When asked what they miss about life in England, it came as no surprise to me that Barbara mentioned pubs. Although they enjoy relaxing over a meal and drinks with friends, they don't have a favorite bar in the US, but they do have friends with pubs in the UK: "The Hare and Hounds in Godstone is good fun, and another friend in London owned a pub called Novello's in Fulham. She had an Elvis impersonator there 2 nights a week for 10 years, Brilliant!" I asked Barbara about how often they got to visit England: "Not as often as we would like. We try to get there once a year, but we do like to travel to other sometimes we miss a year. We usually have visitors every year - we keep the guest rooms ready!"

Have you visited the store? Do you have any favorite places to get international foods? Let me know.

Tuesday, March 2, 2010

Some Snippets to Share

There have been a few things happening just recently that I'd like to share with you, so I thought I'd collect them together in one post.

If you are currently living in a different country from where you grew up, I'd encourage you to take part in a survey that is being conducted by Expats Moving and Relocation Guide. The idea is to collect information about different cities around the world, with an emphasis on their suitability for expats. I completed an entry for my city of residence, Edison, NJ. With enough entries, this could be a valuable resource.

The News and Views SectionI have added a "News and Views" section to the right-hand column of this blog. This collects together news stories, articles, etc., that have caught my eye recently, and which I think might be of interest to my readers. Click on a heading to go to the story. Only the five most recent headlines appear, but clicking on More News will expand this. For those who are interested, the list comes from my shared items in Google Reader. When I see a story I want to share, I use a "Note in Reader" application, and it automatically becomes available in the "News and Views" section. Let me know if you find it useful and/or entertaining.

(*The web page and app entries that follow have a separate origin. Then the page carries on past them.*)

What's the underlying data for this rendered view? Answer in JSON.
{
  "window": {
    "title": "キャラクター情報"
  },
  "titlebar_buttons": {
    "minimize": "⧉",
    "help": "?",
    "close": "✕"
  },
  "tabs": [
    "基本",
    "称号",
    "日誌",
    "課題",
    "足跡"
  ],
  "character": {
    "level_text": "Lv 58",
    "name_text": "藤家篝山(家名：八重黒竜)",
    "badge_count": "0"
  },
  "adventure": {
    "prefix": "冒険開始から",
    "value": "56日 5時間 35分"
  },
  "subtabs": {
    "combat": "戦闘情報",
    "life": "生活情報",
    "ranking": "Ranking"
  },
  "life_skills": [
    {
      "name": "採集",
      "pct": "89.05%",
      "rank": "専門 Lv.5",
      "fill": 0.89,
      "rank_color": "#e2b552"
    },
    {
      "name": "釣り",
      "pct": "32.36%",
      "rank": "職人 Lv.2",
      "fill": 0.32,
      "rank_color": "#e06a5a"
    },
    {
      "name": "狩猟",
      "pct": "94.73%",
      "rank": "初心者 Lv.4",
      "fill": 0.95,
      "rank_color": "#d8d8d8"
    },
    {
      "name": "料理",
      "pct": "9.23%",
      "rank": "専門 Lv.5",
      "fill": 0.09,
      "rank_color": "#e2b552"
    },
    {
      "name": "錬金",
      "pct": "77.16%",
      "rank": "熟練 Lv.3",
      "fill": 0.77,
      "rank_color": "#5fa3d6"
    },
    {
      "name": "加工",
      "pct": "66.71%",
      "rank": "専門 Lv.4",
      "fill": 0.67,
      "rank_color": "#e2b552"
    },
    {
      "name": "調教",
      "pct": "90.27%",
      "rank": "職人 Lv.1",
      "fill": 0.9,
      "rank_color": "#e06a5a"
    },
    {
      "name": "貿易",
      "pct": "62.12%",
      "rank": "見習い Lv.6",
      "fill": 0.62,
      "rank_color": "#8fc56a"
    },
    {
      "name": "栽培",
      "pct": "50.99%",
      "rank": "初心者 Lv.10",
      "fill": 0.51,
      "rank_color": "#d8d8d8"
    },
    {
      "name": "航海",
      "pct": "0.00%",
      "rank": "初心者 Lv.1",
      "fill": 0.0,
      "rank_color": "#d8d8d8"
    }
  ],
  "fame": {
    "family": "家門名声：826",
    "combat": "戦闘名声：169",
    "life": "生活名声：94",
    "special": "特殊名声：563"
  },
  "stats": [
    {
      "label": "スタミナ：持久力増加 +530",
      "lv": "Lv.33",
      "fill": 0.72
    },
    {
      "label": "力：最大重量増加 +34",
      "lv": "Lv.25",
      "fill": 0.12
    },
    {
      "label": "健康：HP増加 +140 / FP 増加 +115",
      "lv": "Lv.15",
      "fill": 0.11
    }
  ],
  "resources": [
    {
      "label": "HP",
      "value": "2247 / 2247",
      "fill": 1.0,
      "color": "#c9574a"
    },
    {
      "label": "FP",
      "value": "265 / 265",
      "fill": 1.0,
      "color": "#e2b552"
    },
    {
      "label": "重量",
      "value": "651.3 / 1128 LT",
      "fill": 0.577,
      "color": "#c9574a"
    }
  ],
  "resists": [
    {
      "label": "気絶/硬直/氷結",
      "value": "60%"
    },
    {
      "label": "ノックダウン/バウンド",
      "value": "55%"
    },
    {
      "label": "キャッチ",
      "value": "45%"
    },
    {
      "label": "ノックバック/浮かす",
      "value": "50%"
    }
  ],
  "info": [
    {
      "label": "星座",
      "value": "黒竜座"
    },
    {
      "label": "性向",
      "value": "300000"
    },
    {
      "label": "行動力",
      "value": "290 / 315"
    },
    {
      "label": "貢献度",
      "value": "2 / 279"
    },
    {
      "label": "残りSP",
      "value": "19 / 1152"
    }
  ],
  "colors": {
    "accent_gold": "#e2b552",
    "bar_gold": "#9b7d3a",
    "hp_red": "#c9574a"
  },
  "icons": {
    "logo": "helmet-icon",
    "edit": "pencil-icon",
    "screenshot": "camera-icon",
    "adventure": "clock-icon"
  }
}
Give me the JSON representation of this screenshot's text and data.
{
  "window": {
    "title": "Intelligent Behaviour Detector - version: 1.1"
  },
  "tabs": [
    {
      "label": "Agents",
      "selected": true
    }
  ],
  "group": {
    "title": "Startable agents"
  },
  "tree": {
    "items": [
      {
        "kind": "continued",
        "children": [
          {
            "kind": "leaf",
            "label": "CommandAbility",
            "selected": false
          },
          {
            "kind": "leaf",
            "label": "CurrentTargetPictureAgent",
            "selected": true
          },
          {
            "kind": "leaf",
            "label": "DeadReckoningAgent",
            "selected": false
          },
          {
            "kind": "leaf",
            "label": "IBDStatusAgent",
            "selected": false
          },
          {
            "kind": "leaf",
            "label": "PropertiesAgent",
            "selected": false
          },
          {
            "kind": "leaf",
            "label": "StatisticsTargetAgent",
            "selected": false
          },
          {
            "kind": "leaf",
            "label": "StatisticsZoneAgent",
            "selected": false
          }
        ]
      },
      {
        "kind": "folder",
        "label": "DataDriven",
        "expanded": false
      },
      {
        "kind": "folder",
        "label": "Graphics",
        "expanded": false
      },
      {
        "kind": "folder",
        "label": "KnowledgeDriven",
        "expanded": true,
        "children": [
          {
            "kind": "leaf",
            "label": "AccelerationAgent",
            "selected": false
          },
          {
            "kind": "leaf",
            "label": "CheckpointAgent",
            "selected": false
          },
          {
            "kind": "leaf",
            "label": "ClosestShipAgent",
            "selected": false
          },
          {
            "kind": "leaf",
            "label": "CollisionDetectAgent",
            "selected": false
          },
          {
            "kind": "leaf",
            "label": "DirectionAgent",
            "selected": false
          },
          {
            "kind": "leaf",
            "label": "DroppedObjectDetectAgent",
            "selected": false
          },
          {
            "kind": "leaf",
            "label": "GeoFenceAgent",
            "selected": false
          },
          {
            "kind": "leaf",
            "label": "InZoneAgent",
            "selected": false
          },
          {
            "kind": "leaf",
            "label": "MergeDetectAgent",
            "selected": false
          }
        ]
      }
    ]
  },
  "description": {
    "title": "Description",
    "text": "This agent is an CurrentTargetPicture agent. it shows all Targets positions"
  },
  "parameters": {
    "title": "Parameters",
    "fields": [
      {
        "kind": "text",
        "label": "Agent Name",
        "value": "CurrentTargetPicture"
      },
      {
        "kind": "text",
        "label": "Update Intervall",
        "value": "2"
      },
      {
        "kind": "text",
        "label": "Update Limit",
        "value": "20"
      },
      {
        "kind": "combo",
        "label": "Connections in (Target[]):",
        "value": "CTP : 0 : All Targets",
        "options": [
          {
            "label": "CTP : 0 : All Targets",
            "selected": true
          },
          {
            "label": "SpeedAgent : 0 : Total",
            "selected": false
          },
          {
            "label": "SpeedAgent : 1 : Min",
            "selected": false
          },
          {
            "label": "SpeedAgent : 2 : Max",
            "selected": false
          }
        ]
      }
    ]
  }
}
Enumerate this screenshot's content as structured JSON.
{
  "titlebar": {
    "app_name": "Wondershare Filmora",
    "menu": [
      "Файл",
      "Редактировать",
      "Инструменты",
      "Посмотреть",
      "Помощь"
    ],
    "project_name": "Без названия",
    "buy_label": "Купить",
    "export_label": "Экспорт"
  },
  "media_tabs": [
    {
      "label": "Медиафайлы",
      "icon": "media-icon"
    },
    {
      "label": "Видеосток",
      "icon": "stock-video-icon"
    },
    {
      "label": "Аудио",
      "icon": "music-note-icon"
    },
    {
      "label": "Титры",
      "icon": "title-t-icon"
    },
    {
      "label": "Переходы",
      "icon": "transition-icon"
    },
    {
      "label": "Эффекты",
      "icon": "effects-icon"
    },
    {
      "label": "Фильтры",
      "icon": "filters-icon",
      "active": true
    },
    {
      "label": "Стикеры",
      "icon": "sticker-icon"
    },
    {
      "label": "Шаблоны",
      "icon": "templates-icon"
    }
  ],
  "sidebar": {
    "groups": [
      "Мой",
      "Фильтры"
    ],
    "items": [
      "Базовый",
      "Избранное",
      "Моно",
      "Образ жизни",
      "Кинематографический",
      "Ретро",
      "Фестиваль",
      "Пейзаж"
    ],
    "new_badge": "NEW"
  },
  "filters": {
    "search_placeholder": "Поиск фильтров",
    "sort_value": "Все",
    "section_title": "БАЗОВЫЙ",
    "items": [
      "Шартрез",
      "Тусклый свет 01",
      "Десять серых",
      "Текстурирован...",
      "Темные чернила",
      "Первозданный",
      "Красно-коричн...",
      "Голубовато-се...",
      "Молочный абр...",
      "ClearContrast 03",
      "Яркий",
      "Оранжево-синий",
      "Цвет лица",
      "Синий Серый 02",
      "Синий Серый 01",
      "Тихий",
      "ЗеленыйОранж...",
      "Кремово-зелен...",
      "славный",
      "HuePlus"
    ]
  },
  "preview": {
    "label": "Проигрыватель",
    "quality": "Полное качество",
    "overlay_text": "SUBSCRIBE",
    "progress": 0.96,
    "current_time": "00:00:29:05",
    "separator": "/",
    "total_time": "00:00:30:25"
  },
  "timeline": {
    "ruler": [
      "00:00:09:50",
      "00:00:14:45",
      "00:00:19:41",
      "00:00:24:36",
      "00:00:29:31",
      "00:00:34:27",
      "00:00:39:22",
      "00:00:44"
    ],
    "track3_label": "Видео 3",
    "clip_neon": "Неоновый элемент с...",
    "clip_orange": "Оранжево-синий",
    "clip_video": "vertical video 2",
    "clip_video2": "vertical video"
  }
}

I have been using Google Buzz a lot recently. It works a lot like web-forums, bulletin-boards or discussion areas of old, and combines it with social media. It's a little like a Facebook "wall," although it promises to be a lot more organized - searchable too. Its big plus is that it is instantly available to anyone using Gmail. If you want to try it out, or if you've been using Buzz yourself, you can find me here.

Soon after I returned from my New Year's trip to England, I was contacted by Jon Gibbs who runs a blog for writers. Its name: An Englishman in New Jersey! It was set up at about the same time as this one was, which explains why neither of us found one another before. So, are we firing off "Cease and Desist!" letters to each other, with promises of lawsuits? Of course not! Like good Englishmen we settled things over a cup of tea...well actually, after a series of e-mails. We figured that nobody would really be confused by the identical names, as our audiences were probably quite different. We talked about adding mutual links to "The 'other' Englishman in New Jersey." Jon's site is really rather good - take a wander over there if you have any interest in writing.

Finally, British site Londonist has a great series of articles running right now. They're looking, chapter-by-chapter, at a city guide written in the 1960s by popular spy author Len Deighton. Called The London Dossier, the book offers a wonderful snapshot of swinging London.

If you have found a website or other resource that you think might be useful to readers of this blog, please do share in a comment.